The result, shown above, is hanging on my wall above my desk.  She is wearing a super cool sparkly purple jumpsuit under her skirt, blouse and vest. 

 The sight and smell of all that food at the market left us ready for lunch...

I had heard good reports about a new Taco restaurant that opened downtown on Talbot Street, so I suggested to Heather that we give it our own taste test on Saturday.  Rock Au Taco is the latest brainchild of brothers Justin and Gregg Wolfe, owners of the Early Bird Diner, which is next door to Rock Au Taco.  The menu features only tacos, and the tacos they serve are as far from the Taco Bell version of tacos as can possibly be imagined.  The restaurant offers counter service (cash only), or you can order from the Taco menu while sitting next door at the Early Bird.  If you're thirsty, there are a number of tequila and whisky-based cocktails available to accompany the tacos.

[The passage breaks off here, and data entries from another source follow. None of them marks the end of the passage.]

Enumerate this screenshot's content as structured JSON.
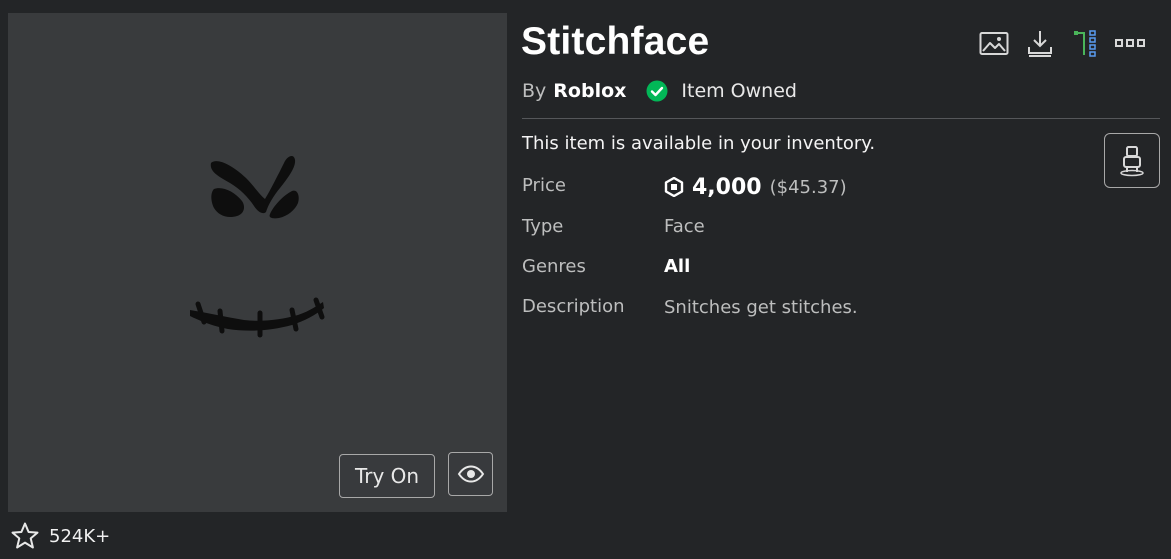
{
  "item": {
    "title": "Stitchface",
    "by_label": "By",
    "creator": "Roblox",
    "owned_text": "Item Owned",
    "availability_text": "This item is available in your inventory."
  },
  "details": {
    "price_label": "Price",
    "price_amount": "4,000",
    "price_usd": "($45.37)",
    "type_label": "Type",
    "type_value": "Face",
    "genres_label": "Genres",
    "genres_value": "All",
    "description_label": "Description",
    "description_value": "Snitches get stitches."
  },
  "thumbnail": {
    "try_on_label": "Try On",
    "favorites_count": "524K+"
  },
  "toolbar": {
    "icons": [
      "image-icon",
      "download-icon",
      "hierarchy-icon",
      "more-icon"
    ]
  },
  "colors": {
    "background": "#232527",
    "thumbnail_bg": "#393b3d",
    "owned_green": "#02b757",
    "muted_text": "#bdbebe"
  }
}
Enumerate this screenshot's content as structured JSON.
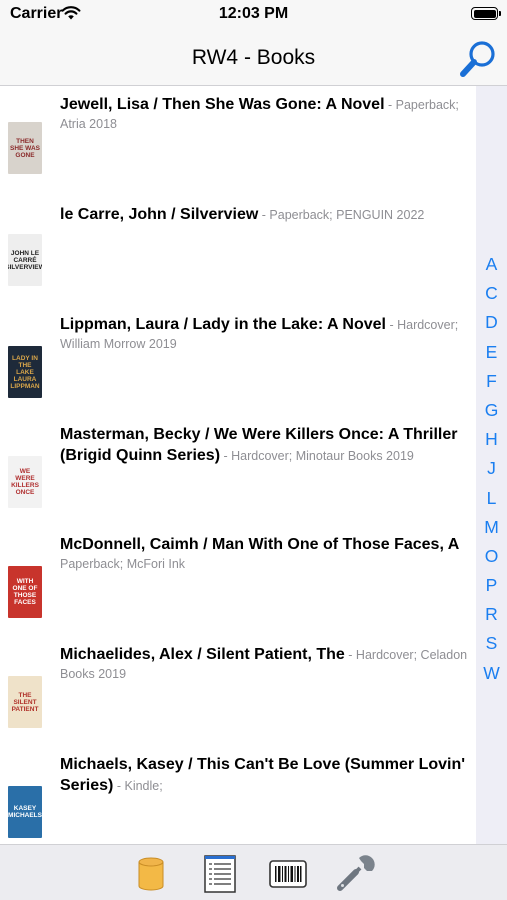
{
  "status_bar": {
    "carrier": "Carrier",
    "time": "12:03 PM"
  },
  "nav": {
    "title": "RW4 - Books",
    "search_icon": "search-icon"
  },
  "books": [
    {
      "title": "Jewell, Lisa / Then She Was Gone: A Novel",
      "details": " - Paperback; Atria 2018",
      "cover_text": "THEN SHE WAS GONE",
      "cover_bg": "#d8d3cc",
      "cover_fg": "#8a2a2a"
    },
    {
      "title": "le Carre, John / Silverview",
      "details": " - Paperback; PENGUIN 2022",
      "cover_text": "JOHN LE CARRÉ SILVERVIEW",
      "cover_bg": "#eeeeee",
      "cover_fg": "#222222"
    },
    {
      "title": "Lippman, Laura / Lady in the Lake: A Novel",
      "details": " - Hardcover; William Morrow 2019",
      "cover_text": "LADY IN THE LAKE LAURA LIPPMAN",
      "cover_bg": "#1e2a3a",
      "cover_fg": "#d9a64a"
    },
    {
      "title": "Masterman, Becky / We Were Killers Once: A Thriller (Brigid Quinn Series)",
      "details": " - Hardcover; Minotaur Books 2019",
      "cover_text": "WE WERE KILLERS ONCE",
      "cover_bg": "#f2f2f2",
      "cover_fg": "#b03030"
    },
    {
      "title": "McDonnell, Caimh / Man With One of Those Faces, A",
      "details": " Paperback; McFori Ink",
      "cover_text": "WITH ONE OF THOSE FACES",
      "cover_bg": "#c8342c",
      "cover_fg": "#ffffff"
    },
    {
      "title": "Michaelides, Alex / Silent Patient, The",
      "details": " - Hardcover; Celadon Books 2019",
      "cover_text": "THE SILENT PATIENT",
      "cover_bg": "#efe2c9",
      "cover_fg": "#b0322a"
    },
    {
      "title": "Michaels, Kasey / This Can't Be Love (Summer Lovin' Series)",
      "details": " - Kindle;",
      "cover_text": "KASEY MICHAELS",
      "cover_bg": "#2a6fa8",
      "cover_fg": "#ffffff"
    }
  ],
  "index_letters": [
    "A",
    "C",
    "D",
    "E",
    "F",
    "G",
    "H",
    "J",
    "L",
    "M",
    "O",
    "P",
    "R",
    "S",
    "W"
  ],
  "tabs": [
    {
      "name": "database-icon"
    },
    {
      "name": "list-icon"
    },
    {
      "name": "barcode-icon"
    },
    {
      "name": "wrench-icon"
    }
  ],
  "colors": {
    "accent": "#1a7ef0",
    "subtext": "#8e8e93",
    "bar_bg": "#f7f7f7",
    "rail_bg": "#eeeef6"
  }
}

We decided to sit by the Tiki Bar at the Early Bird so we could pay by debit.  The first fish tacos I ever had were from a little food stand at the San Diego Zoo, of all places, and they were delicious.  I've been searching for a repeat fish taco experience since that time, with limited success.  The Pescado (fish) tacos at Rock Au Taco come pretty close, with crispy fish, slaw, radish, guacamole and a creamy sauce.  Other taco offerings include Cachete (beef cheek), Lengua (beef tongue), Panceta de Cerdo (pork belly), Papa (potato), and Rock Au Taco (bean).  I also tried the pork belly, which came with a mango and corn chutney and Heather tried the beef cheek.  Both were judged to be delicious.  The tacos are priced at $3 - $3.50 each and we found that three made for a satisfying light lunch.   The verdict?  Two thumbs up from the Forest City Fashionista and Derby Girl Torquemada.

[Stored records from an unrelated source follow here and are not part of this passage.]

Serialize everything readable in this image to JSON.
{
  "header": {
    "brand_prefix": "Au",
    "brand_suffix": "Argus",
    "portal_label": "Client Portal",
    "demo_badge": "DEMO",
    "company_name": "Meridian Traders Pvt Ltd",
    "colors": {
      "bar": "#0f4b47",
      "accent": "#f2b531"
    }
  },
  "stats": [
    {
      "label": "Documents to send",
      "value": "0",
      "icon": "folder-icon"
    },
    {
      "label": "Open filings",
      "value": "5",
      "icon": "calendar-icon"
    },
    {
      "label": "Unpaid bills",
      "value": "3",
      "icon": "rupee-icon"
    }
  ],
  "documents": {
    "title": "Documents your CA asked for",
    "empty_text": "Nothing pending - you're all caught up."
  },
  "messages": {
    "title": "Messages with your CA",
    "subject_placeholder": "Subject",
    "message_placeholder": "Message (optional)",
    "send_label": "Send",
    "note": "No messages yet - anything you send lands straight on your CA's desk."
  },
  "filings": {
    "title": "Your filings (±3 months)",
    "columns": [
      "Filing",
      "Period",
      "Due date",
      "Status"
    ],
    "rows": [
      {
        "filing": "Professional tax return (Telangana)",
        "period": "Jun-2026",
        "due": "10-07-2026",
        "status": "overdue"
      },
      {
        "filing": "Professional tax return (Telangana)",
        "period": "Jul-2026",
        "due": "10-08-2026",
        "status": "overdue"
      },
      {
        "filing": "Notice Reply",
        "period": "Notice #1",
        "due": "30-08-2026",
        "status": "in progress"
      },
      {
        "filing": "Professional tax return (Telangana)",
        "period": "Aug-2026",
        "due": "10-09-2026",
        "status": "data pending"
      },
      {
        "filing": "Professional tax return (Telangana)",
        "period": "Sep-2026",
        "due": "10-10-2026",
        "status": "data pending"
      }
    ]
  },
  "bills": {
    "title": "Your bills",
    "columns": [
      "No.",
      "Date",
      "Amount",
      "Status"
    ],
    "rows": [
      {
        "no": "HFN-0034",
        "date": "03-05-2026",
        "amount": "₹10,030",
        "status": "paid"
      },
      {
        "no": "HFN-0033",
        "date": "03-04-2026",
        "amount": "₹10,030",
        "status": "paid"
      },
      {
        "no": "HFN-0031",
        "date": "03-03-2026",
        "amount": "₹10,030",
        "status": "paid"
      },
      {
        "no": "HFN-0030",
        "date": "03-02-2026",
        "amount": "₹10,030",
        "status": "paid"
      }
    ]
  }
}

Patiently waiting for my tacos in my David Bowie t-shirt and funky collar that Anwen at Humble Home had made for me this week. 

Some of the Tiki-themed kitsch on the shelf next to our table

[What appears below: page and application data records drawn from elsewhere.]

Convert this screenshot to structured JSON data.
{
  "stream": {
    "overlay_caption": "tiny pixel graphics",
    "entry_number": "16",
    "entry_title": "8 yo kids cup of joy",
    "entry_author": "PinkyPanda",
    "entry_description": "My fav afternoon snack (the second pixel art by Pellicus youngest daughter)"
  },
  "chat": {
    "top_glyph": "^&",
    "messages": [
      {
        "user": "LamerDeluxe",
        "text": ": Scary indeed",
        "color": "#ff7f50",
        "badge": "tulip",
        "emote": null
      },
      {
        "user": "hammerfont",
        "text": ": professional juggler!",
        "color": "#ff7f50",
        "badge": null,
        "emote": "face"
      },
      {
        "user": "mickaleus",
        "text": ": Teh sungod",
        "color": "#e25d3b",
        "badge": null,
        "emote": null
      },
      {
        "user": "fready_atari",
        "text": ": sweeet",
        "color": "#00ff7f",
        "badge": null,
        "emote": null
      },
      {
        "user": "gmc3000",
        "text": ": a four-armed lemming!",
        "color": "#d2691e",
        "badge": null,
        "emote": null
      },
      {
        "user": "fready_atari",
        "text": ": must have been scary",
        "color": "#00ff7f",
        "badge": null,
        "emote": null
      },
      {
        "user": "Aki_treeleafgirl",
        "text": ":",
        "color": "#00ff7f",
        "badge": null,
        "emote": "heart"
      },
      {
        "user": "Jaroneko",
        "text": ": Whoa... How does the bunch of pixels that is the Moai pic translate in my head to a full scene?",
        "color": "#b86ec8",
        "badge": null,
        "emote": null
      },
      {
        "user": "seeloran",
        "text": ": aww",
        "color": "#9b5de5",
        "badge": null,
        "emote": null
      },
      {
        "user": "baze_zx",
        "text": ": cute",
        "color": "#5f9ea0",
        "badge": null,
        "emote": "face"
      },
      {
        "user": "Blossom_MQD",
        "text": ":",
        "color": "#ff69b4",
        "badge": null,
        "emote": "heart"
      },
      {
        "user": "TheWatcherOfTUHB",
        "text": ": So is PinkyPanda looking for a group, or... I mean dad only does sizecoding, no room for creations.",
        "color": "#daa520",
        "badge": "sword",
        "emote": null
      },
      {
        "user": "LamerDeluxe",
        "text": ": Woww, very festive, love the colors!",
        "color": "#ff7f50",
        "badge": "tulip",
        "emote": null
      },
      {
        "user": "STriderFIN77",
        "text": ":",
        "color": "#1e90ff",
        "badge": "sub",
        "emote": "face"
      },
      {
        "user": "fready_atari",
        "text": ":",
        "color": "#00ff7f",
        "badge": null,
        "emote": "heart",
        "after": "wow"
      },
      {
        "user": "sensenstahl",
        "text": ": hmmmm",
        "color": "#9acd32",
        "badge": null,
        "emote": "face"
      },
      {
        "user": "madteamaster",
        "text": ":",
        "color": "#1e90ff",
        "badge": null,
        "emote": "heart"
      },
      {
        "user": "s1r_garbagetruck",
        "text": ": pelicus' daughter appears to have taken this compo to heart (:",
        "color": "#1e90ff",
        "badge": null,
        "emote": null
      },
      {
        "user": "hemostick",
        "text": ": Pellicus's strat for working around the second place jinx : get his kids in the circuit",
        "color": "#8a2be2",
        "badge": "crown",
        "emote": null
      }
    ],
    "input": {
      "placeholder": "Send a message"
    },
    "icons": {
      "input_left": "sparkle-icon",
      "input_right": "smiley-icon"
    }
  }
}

Derby Girl Vs. Piranha - perhaps this may be the inspiration for a new movie on the Space (SyFy) Channel.  After all, if Sharknado can be a hit....

We parted company to do our respective errands, and before I knew it, it was Saturday night, which doesn't have the same thrill it did when I was in my 20's and 30's.  Now it's an excuse to settle in and watch movies, and wonder how I got to be so old and boring.... 

Turner Classic Movies was having a 1970's pre-plastic surgery Goldie Hawn film fest, and I indulged in a double bill of The Sugarland Express (Steven Spielberg's directing debut), which I had never seen, and Butterflies are Free, which I remember being quite taken with as a teenager.  Actually, I was probably more taken with star Edward Albert than the movie.  I almost got sucked into watching Shampoo, starring Warren Beatty as the sexy hairdresser George ("George?" Yeah, George is great...") but the fluffy-haired, tight-jeans-wearing Beatty never did much for me, and it was waaaay past my bedtime.

In the end, it's the little things that make life more than just a succession of days, make the hours spent at a job that leaves you more tired than inspired worth the effort, and can turn an otherwise dull day into an adventure.  A few more hours of daylight, lunch with a good friend, a new accessory or a fun hair colour, and a movie that brings back memories of a naive, teen-aged self - these are things to be experienced, enjoyed, and not taken for granted.

What are the little things that you enjoyed this weekend?